**** Information given
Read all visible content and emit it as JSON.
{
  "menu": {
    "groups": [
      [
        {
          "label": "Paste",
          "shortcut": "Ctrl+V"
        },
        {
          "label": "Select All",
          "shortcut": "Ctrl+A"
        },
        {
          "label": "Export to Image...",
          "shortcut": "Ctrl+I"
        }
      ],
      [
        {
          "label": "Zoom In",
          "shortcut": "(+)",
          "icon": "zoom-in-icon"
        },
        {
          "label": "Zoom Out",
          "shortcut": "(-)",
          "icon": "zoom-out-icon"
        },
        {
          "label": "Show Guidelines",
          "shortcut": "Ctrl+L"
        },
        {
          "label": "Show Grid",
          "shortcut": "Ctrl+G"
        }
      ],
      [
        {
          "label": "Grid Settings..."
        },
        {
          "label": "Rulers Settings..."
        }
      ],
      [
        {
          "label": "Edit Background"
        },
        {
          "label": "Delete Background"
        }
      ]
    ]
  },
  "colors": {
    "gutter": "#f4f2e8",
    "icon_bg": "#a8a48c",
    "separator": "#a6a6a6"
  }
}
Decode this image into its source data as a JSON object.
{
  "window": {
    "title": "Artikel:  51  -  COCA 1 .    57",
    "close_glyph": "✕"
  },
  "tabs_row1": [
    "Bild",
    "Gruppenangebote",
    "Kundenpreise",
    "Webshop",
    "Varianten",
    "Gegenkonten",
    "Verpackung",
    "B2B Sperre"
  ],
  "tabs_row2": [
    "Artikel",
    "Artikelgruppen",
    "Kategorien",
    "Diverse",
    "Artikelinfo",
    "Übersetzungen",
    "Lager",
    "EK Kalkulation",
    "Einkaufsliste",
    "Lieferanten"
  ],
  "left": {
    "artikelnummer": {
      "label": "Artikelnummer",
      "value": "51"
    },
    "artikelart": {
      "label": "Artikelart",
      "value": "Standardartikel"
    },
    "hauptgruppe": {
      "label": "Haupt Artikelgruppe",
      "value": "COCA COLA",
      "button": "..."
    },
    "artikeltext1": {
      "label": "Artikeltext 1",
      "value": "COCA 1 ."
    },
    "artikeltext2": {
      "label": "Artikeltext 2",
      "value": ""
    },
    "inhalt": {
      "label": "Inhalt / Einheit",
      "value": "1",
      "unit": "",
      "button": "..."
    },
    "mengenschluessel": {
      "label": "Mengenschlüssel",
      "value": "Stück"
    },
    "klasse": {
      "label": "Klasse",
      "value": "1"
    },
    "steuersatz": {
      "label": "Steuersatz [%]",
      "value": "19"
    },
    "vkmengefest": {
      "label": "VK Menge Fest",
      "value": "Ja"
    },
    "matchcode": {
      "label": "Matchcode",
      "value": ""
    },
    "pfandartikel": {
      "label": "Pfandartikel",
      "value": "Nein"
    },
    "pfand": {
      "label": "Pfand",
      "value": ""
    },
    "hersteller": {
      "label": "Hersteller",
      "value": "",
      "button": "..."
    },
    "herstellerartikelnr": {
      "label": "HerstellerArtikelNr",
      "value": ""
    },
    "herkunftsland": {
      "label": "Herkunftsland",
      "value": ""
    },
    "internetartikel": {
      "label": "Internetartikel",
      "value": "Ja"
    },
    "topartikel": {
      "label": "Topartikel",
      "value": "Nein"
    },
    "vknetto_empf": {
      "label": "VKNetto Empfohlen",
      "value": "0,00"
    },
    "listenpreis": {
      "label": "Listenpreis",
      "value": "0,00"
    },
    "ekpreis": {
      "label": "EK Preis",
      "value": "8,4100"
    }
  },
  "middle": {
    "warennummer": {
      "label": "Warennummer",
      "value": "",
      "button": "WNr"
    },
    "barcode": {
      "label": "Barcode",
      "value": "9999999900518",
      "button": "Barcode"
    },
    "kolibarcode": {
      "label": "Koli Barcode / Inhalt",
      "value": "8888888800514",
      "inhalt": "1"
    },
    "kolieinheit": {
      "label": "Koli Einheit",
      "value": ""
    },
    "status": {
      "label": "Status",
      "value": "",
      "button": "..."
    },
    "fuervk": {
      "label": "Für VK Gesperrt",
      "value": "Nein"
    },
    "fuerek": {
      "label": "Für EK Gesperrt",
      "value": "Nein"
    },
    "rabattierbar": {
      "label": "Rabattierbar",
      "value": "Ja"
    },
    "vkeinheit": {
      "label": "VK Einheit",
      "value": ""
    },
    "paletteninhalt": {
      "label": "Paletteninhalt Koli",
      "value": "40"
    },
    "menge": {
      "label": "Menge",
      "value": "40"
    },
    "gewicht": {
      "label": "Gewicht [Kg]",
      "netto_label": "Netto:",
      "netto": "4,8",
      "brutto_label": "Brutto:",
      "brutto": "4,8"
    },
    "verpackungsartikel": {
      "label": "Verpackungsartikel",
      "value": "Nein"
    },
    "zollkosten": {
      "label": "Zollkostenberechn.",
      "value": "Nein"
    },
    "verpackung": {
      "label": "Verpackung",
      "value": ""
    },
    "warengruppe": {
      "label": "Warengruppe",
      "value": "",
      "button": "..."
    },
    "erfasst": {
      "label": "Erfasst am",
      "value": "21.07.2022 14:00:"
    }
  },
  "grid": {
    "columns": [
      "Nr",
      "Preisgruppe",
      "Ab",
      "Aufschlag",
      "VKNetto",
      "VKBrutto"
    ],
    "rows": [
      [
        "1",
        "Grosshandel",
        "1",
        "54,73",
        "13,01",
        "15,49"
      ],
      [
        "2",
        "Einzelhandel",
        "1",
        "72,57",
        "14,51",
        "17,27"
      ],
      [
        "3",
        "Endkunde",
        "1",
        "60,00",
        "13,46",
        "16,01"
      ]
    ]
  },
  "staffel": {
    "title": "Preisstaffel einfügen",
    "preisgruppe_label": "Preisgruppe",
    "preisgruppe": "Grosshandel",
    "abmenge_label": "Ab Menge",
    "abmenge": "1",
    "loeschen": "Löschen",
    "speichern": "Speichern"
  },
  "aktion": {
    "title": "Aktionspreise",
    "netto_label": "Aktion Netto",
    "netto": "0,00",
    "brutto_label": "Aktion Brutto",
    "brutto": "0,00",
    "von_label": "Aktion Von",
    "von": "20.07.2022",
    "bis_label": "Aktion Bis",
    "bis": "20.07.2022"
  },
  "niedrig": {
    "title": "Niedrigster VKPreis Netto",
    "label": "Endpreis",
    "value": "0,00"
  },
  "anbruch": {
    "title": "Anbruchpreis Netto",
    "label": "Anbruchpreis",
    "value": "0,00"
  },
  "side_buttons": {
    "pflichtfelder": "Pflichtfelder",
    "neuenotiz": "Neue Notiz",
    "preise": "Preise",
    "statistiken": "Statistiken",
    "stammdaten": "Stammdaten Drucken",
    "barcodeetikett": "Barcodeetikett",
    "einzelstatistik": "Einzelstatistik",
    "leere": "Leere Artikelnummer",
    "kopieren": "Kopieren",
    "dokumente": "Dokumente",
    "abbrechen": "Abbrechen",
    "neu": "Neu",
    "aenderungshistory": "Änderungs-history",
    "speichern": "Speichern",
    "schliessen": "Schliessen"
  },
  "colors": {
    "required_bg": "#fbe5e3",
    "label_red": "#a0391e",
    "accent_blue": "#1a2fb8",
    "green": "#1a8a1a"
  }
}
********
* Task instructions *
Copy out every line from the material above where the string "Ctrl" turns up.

* Response area *
          "shortcut": "Ctrl+V"
          "shortcut": "Ctrl+A"
          "shortcut": "Ctrl+I"
          "shortcut": "Ctrl+L"
          "shortcut": "Ctrl+G"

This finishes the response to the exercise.